Turkey can sometimes look like a bad joke. Turkey sits in the lowest ranks of any credible index measuring press freedoms and the rule of law.
Reporters Without Borders, for instance, in its 2016 report, put Turkey into the 151st place out of a list of 180 countries -- ranked below Pakistan, Russia and Tajikistan.
In this year's Rule of Law Index, released by the World Justice Project, Turkey ranked 99th out of 113 countries, scoring worse than Nigeria and Myanmar.
Turkey's leaders, nevertheless, recently condemned the state of press freedoms in Europe and the United States. An official statement claimed that press freedoms had a problematic and restrictive state in "Western democracies such as, France, Germany, England, Sweden, Spain, Netherlands and the USA."
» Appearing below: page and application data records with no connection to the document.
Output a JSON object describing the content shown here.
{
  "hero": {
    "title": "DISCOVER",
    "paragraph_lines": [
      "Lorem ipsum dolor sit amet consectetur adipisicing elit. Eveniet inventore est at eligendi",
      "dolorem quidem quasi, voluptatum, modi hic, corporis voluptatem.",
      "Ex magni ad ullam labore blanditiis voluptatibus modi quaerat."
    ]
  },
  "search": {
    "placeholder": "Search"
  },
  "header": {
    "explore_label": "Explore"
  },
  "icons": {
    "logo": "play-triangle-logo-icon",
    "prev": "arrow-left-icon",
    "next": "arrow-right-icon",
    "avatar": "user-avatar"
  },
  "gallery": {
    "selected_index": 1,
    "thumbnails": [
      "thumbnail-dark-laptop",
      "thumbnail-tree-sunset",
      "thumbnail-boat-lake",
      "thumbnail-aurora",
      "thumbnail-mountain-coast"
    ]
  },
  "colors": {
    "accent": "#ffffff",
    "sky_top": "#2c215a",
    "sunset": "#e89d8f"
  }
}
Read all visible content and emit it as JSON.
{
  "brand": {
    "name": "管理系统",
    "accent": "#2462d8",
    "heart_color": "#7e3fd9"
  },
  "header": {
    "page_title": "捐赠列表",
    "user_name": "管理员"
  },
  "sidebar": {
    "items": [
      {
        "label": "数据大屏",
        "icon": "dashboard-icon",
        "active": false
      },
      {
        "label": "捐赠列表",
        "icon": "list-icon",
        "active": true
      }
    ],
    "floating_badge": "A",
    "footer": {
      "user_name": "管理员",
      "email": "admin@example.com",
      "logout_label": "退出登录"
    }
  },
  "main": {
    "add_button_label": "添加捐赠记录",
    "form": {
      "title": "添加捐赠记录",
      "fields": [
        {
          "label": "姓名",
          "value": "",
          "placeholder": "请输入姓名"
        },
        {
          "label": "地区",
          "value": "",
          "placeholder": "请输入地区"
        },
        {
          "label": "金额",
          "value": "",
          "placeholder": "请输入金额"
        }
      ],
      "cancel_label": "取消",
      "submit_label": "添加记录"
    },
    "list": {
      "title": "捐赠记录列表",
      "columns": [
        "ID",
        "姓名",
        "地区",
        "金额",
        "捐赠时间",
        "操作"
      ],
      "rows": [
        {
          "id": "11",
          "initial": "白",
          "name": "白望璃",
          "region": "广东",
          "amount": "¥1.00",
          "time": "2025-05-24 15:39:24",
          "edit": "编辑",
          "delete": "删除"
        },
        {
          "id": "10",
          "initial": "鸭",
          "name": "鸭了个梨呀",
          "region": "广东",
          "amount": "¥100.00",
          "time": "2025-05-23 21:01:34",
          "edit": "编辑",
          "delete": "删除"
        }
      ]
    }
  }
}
But not all Turkish news is equally amusing. On Dec. 10, a twin bomb in Istanbul killed 44 people and injured more than 150. The perpetrators were an urban branch of the Kurdistan Workers' Party (PKK), which has been fighting for a Kurdish homeland since 1984. The conflict has already taken nearly 40,000 lives.
Turkish President Recep Tayyip Erdogan himself announced the more recent bloody picture. Calling for a "national mobilization against all terrorist organizations," Erdogan said that 1,178 people have been killed since July 2015 in Turkey's fight with the PKK. Bomb attacks by the Islamic State (ISIS) claimed another 330 lives. Those numbers exclude 248 people who died during the bloody coup attempt of July 15, as well as 9,500 apparent PKK members who were killed by Turkish security forces. Turkey also claims that it killed 1,800 ISIS members since July 2015.
These numbers put the total death toll at 13,056 in a span of less than 17 months.
This is not a winning war for any party. From the point of view of asymmetrical warfare, Erdogan's struggle looks futile. If, in Erdogan's numbers, Turkey has killed 9,500 PKK fighters in 17 months and the organization is still capable of striking the heart of Turkey's biggest city, Turkey's security and intelligence officials might wish to rethink their warfare strategy. More importantly, politically, Turkey's diagnosis is problematic. Erdogan claims that terror keeps taking lives in Turkey merely because "dark external forces were acting against Turkey's interests."
In Erdogan's laughable narrative, the entire world of major powers has united to conspire against Turkey, solely with the aim of stopping the rise of this Muslim nation where per capita GDP is less than $10,000. The goal of this allegation is to keep a majority of Turks united behind their beloved leader. But it has not, and will not, solve Turkey's decades-long dispute with its Kurdish minority.
Turkey's Kurdish problem is not a military one. On the contrary, the military aspect of the problem is the consequence, not the root cause. Turkey's Kurds have been demanding a homeland since the 19th century -- long before the modern Turkish state was born in 1923. Both the Ottoman and Turkish states, however, have viewed the Kurdish problem as a military matter that should have a military solution. They have been wrong. It is time that Ankara rethinks its diagnosis about the Kurdish dispute. The Turks can start by asking themselves why their Kurdish compatriots choose to live in mountainous hideouts, fight, kill or be killed. They have a sentimental, romantic longing for a homeland.
Erdogan's theory, that the evil West is trying to stop Turkey's rise, fails to explain any of the several Kurdish uprisings during a failing Ottoman Empire and a newborn, poor republic.
Turkey's Kurdish problem is a political one. It can only be solved through political means, most notably through peaceful negotiations. Otherwise, many more days of national mourning will be awaiting Turks and Kurds.
Burak Bekdil, based in Ankara, is a Turkish columnist for the Hürriyet Daily and a Fellow at the Middle East Forum.